  • Too Dumb to Live: As they run away after narrowly avoiding a drive-by shooting, Ricky stops to take a leak and then after unwisely suggesting they split up, instead of keeping his wits about him, he casually strolls along doing another lottery scratchcard. He soon gets spotted and killed by the drive-by shooters.
  • Tough Love: Furious adores Tre and has no problem telling his son that he loves him, but he's extremely strict and does everything he can to raise Tre to have a good work ethic.
  • Tragic Keepsake: Implied. The football Ricky is seen with as a child was given to him by his father, who is implied to be dead.
  • The Unfavorite: Doughboy is this to his mother, preferring Ricky. It's implied that it stems from the two having different fathers and that their mother's relationship with Doughboy's father was more dysfunctional. Right after Ricky is killed, his mother immediately assumes Doughboy is responsible.
  • Unwitting Instigator of Doom: While crossing an alley, Ricky suggests that he and Tre split up in a attempt to avoid Ferris and the Bloods, but then Ricky stops to scratch his lotto ticket just when Ferris' car blocks his path to exit the alley. He tries to run, but one of the Bloods fatally shoots him in the back.
  • Used to Be a Sweet Kid: Inverted. Tre used to be a Mouthy Kid with anger issues, but being raised by his stern father has shaped him into a more mild-mannered, responsible individual.
  • Vengeance Feels Empty: Doughboy ultimately doesn't know how to feel about killing Ricky's murderers. He gets no satisfaction from the act and resigns himself to treating it as part of life in the hood.
  • The Vietnam Vet: Furious mentions partaking in the Vietnam War at one point during his time in the Army because he wanted to be somebody his son could look up to. However, he dissuades Tre from joining as he claims that black men have no place in the Army.
    "I knew you was gonna be a boy. I wanted to be somebody you could look up to. So I guess that's why I went to Vietnam. Don't ever go in the Army, Tre. Black man ain't got no place in the Army."
  • Villains Out Shopping: After Ricky is murdered, Doughboy and his friends set out to find the killers, who are... eating and having casual conversation at a fast-food joint.
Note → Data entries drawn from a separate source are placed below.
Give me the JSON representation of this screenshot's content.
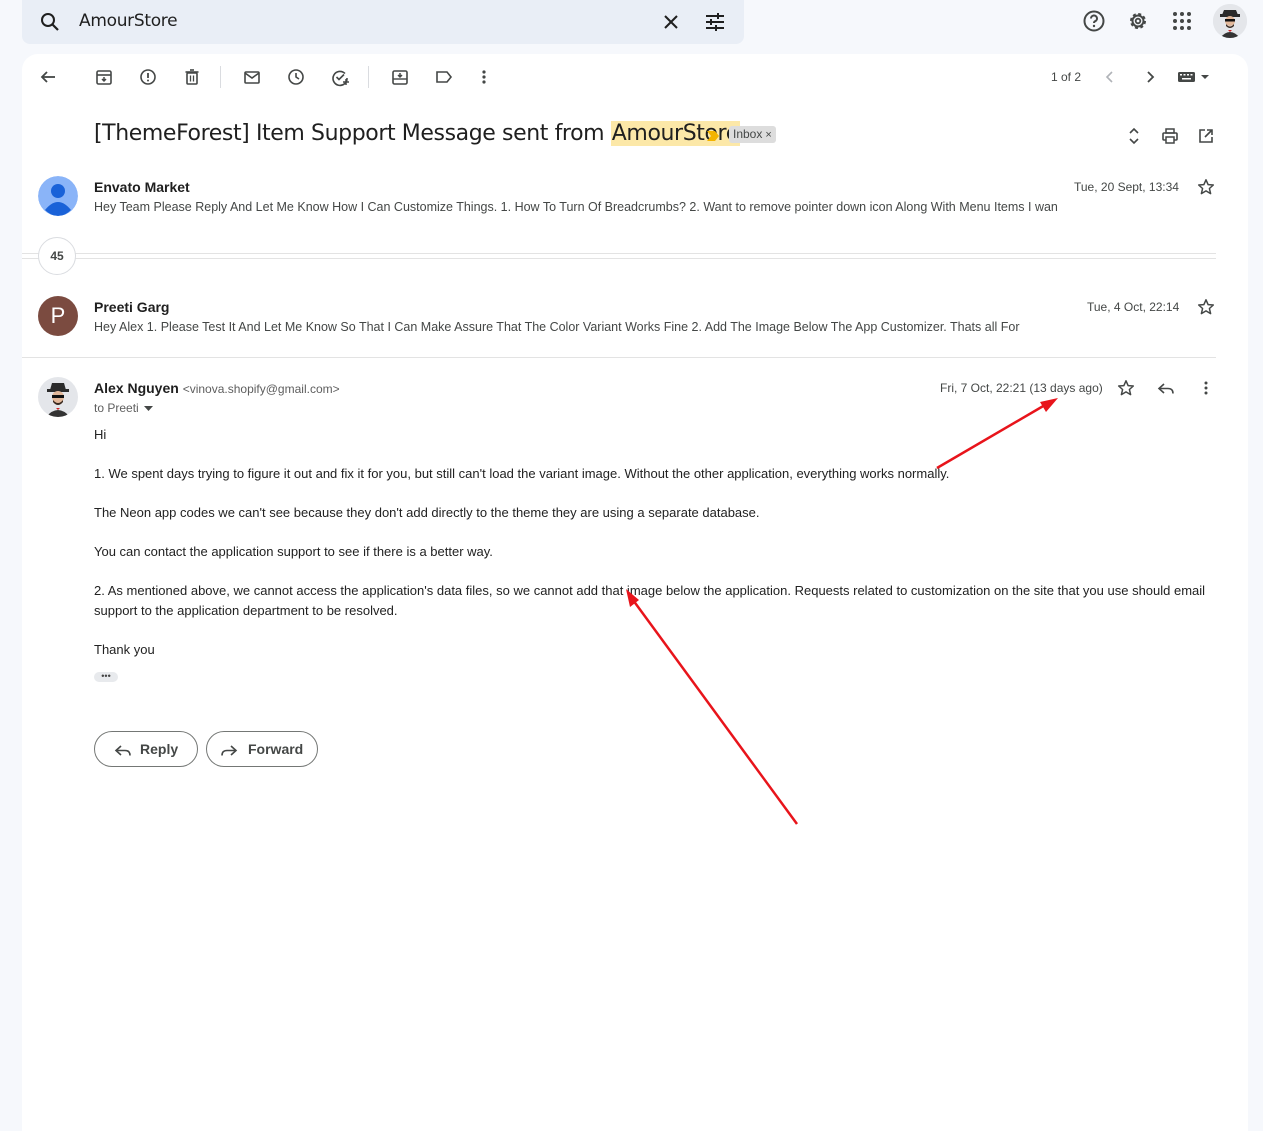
{
  "search": {
    "query": "AmourStore"
  },
  "toolbar": {
    "pager": "1 of 2"
  },
  "thread": {
    "subject_prefix": "[ThemeForest] Item Support Message sent from ",
    "subject_highlight": "AmourStore",
    "label": "Inbox",
    "label_remove": "×",
    "collapsed_count": "45"
  },
  "messages": [
    {
      "sender": "Envato Market",
      "snippet": "Hey Team Please Reply And Let Me Know How I Can Customize Things. 1. How To Turn Of Breadcrumbs? 2. Want to remove pointer down icon Along With Menu Items I wan",
      "date": "Tue, 20 Sept, 13:34"
    },
    {
      "sender": "Preeti Garg",
      "avatar_letter": "P",
      "snippet": "Hey Alex 1. Please Test It And Let Me Know So That I Can Make Assure That The Color Variant Works Fine 2. Add The Image Below The App Customizer. Thats all For",
      "date": "Tue, 4 Oct, 22:14"
    }
  ],
  "open_message": {
    "sender": "Alex Nguyen",
    "email": "<vinova.shopify@gmail.com>",
    "to": "to Preeti",
    "date": "Fri, 7 Oct, 22:21 (13 days ago)",
    "greeting": "Hi",
    "p1": "1. We spent days trying to figure it out and fix it for you, but still can't load the variant image. Without the other application, everything works normally.",
    "p2": "The Neon app codes we can't see because they don't add directly to the theme they are using a separate database.",
    "p3": "You can contact the application support to see if there is a better way.",
    "p4": "2. As mentioned above, we cannot access the application's data files, so we cannot add that image below the application. Requests related to customization on the site that you use should email support to the application department to be resolved.",
    "closing": "Thank you",
    "trimmed": "•••"
  },
  "actions": {
    "reply": "Reply",
    "forward": "Forward"
  },
  "colors": {
    "annotation_arrow": "#e8141b",
    "highlight": "#fce8a8",
    "importance": "#f4b400"
  }
}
Cue drive-by.
  • Warrior Poet: Doughboy gives a moving and eloquent speech on violence in the hood, and white America's apathy towards during the film's denouement.
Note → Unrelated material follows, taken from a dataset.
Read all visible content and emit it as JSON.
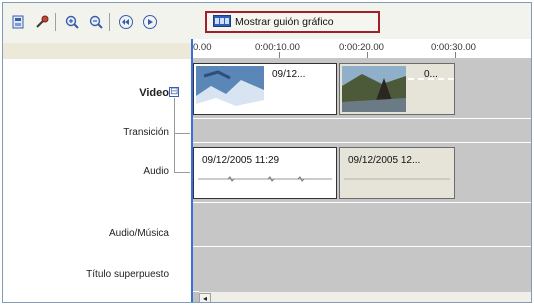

  • Was It Really Worth It?: The look on Doughboy's face as he stands over the bodies of his brother's assassins seems to ask this. What difference did it make? Ricky is still gone and it didn't make everything right again. The pain didn't go away, and it comes back to bite him when Doughboy is killed two weeks after he killed Ricky's killers.
  • We All Die Someday: Doughboy sums up life in the hood as this after killing Ricky's murderers.
    Doughboy: Shit just goes on and on. Next thing you know, somebody might try to smoke me. Don't matter though. We all gotta go sometime, huh? Seems like they punched the wrong clock on Rick, though.
  • Wham Shot: When teenage Chris pushes back from the table and is shown sitting on a wheelchair.
  • White Shirt of Death: Ricky's notably wearing a white shirt when he's killed. The gunshots already make for distinct red splotches when they're fresh, but by the time his body's lugged back to his house, his shirt's almost completely soaked in blood.
  • Xtreme Kool Letterz: Look at the title.
  • You Are Too Late: By the time Doughboy and his gang arrive to Tre and Ricky's aid, Ricky is already shot dead.

"...You still got one brother left, man."